=== Work order ===
What is the number of lines in the material below that include the word "nanother"? Write that number and nothing more.
##########
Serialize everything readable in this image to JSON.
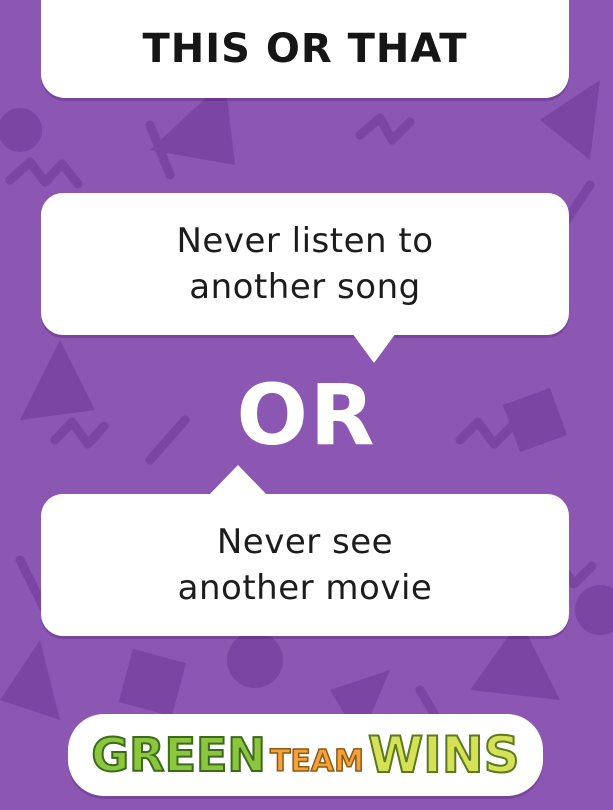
{
  "header": {
    "title": "THIS OR THAT"
  },
  "options": {
    "first": "Never listen to\nanother song",
    "separator": "OR",
    "second": "Never see\nanother movie"
  },
  "logo": {
    "word1": "GREEN",
    "word2": "TEAM",
    "word3": "WINS"
  },
  "colors": {
    "background": "#8b57b2",
    "card": "#ffffff",
    "logo_green": "#8cc63e",
    "logo_orange": "#f4a13a"
  }
}
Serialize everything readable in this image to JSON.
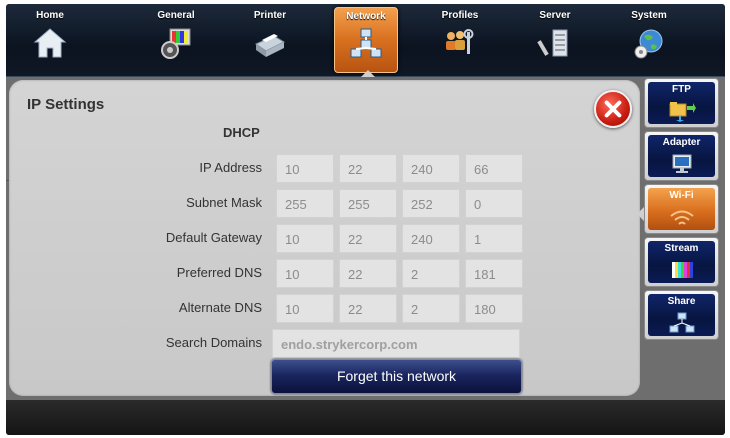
{
  "nav": {
    "items": [
      {
        "label": "Home",
        "icon": "home-icon"
      },
      {
        "label": "General",
        "icon": "general-settings-icon"
      },
      {
        "label": "Printer",
        "icon": "printer-icon"
      },
      {
        "label": "Network",
        "icon": "network-icon",
        "active": true
      },
      {
        "label": "Profiles",
        "icon": "profiles-icon"
      },
      {
        "label": "Server",
        "icon": "server-icon"
      },
      {
        "label": "System",
        "icon": "system-icon"
      }
    ]
  },
  "panel": {
    "title": "IP Settings",
    "mode_label": "DHCP",
    "rows": [
      {
        "label": "IP Address",
        "octets": [
          "10",
          "22",
          "240",
          "66"
        ]
      },
      {
        "label": "Subnet Mask",
        "octets": [
          "255",
          "255",
          "252",
          "0"
        ]
      },
      {
        "label": "Default Gateway",
        "octets": [
          "10",
          "22",
          "240",
          "1"
        ]
      },
      {
        "label": "Preferred DNS",
        "octets": [
          "10",
          "22",
          "2",
          "181"
        ]
      },
      {
        "label": "Alternate DNS",
        "octets": [
          "10",
          "22",
          "2",
          "180"
        ]
      }
    ],
    "search_domains": {
      "label": "Search Domains",
      "value": "endo.strykercorp.com"
    },
    "forget_button": "Forget this network"
  },
  "side_tabs": [
    {
      "label": "FTP",
      "icon": "ftp-folder-icon"
    },
    {
      "label": "Adapter",
      "icon": "adapter-monitor-icon"
    },
    {
      "label": "Wi-Fi",
      "icon": "wifi-icon",
      "active": true
    },
    {
      "label": "Stream",
      "icon": "stream-color-bars-icon"
    },
    {
      "label": "Share",
      "icon": "share-network-icon"
    }
  ],
  "colors": {
    "accent_orange": "#d8701f",
    "nav_dark": "#0b1320",
    "panel_gray": "#cfcfcf",
    "close_red": "#c81c10",
    "button_navy": "#1b2660"
  }
}
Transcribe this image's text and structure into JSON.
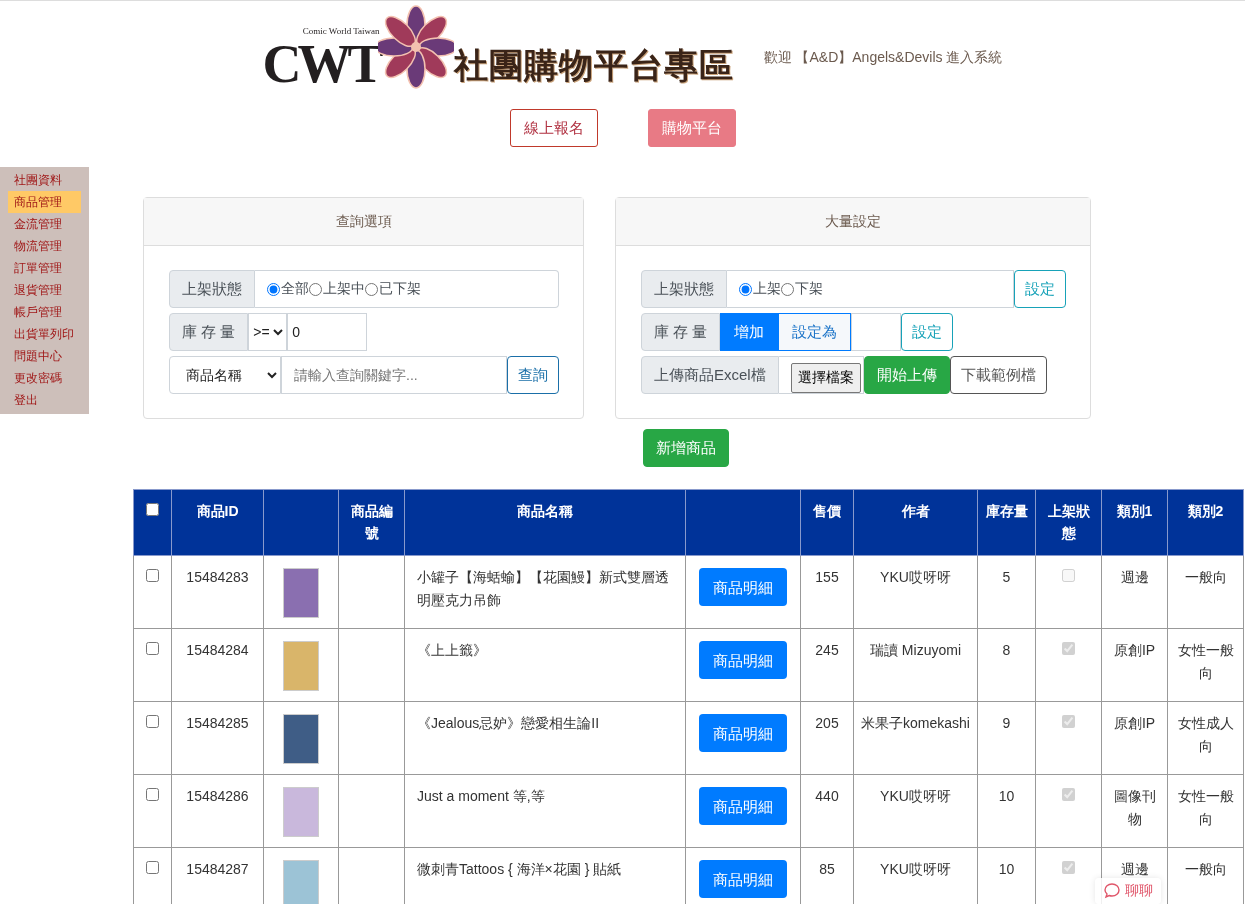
{
  "logo": {
    "mark": "CWT",
    "subtitle": "Comic World Taiwan",
    "title": "社團購物平台專區"
  },
  "welcome": "歡迎 【A&D】Angels&Devils 進入系統",
  "nav": [
    {
      "label": "線上報名",
      "selected": false
    },
    {
      "label": "購物平台",
      "selected": true
    }
  ],
  "sidebar": {
    "items": [
      {
        "label": "社團資料",
        "selected": false
      },
      {
        "label": "商品管理",
        "selected": true
      },
      {
        "label": "金流管理",
        "selected": false
      },
      {
        "label": "物流管理",
        "selected": false
      },
      {
        "label": "訂單管理",
        "selected": false
      },
      {
        "label": "退貨管理",
        "selected": false
      },
      {
        "label": "帳戶管理",
        "selected": false
      },
      {
        "label": "出貨單列印",
        "selected": false
      },
      {
        "label": "問題中心",
        "selected": false
      },
      {
        "label": "更改密碼",
        "selected": false
      },
      {
        "label": "登出",
        "selected": false
      }
    ]
  },
  "query_panel": {
    "title": "查詢選項",
    "status_label": "上架狀態",
    "status_options": [
      {
        "label": "全部",
        "selected": true
      },
      {
        "label": "上架中",
        "selected": false
      },
      {
        "label": "已下架",
        "selected": false
      }
    ],
    "stock_label": "庫 存 量",
    "stock_operator": ">=",
    "stock_value": "0",
    "field_select": "商品名稱",
    "keyword_placeholder": "請輸入查詢關鍵字...",
    "search_button": "查詢"
  },
  "bulk_panel": {
    "title": "大量設定",
    "status_label": "上架狀態",
    "status_options": [
      {
        "label": "上架",
        "selected": true
      },
      {
        "label": "下架",
        "selected": false
      }
    ],
    "status_button": "設定",
    "stock_label": "庫 存 量",
    "stock_modes": [
      {
        "label": "增加",
        "selected": true
      },
      {
        "label": "設定為",
        "selected": false
      }
    ],
    "stock_button": "設定",
    "upload_label": "上傳商品Excel檔",
    "file_button": "選擇檔案",
    "upload_button": "開始上傳",
    "download_button": "下載範例檔"
  },
  "add_button": "新增商品",
  "table": {
    "select_all": false,
    "columns": [
      "商品ID",
      "商品編號",
      "商品名稱",
      "售價",
      "作者",
      "庫存量",
      "上架狀態",
      "類別1",
      "類別2"
    ],
    "rows": [
      {
        "checked": false,
        "id": "15484283",
        "name": "小罐子【海蛞蝓】【花園鰻】新式雙層透明壓克力吊飾",
        "button": "商品明細",
        "price": "155",
        "author": "YKU哎呀呀",
        "stock": "5",
        "listed": false,
        "cat1": "週邊",
        "cat2": "一般向"
      },
      {
        "checked": false,
        "id": "15484284",
        "name": "《上上籤》",
        "button": "商品明細",
        "price": "245",
        "author": "瑞讀 Mizuyomi",
        "stock": "8",
        "listed": true,
        "cat1": "原創IP",
        "cat2": "女性一般向"
      },
      {
        "checked": false,
        "id": "15484285",
        "name": "《Jealous忌妒》戀愛相生論II",
        "button": "商品明細",
        "price": "205",
        "author": "米果子komekashi",
        "stock": "9",
        "listed": true,
        "cat1": "原創IP",
        "cat2": "女性成人向"
      },
      {
        "checked": false,
        "id": "15484286",
        "name": "Just a moment 等,等",
        "button": "商品明細",
        "price": "440",
        "author": "YKU哎呀呀",
        "stock": "10",
        "listed": true,
        "cat1": "圖像刊物",
        "cat2": "女性一般向"
      },
      {
        "checked": false,
        "id": "15484287",
        "name": "微刺青Tattoos { 海洋×花園 } 貼紙",
        "button": "商品明細",
        "price": "85",
        "author": "YKU哎呀呀",
        "stock": "10",
        "listed": true,
        "cat1": "週邊",
        "cat2": "一般向"
      }
    ]
  },
  "chat_widget": "聊聊"
}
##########
=== Solution to this exercise ===
2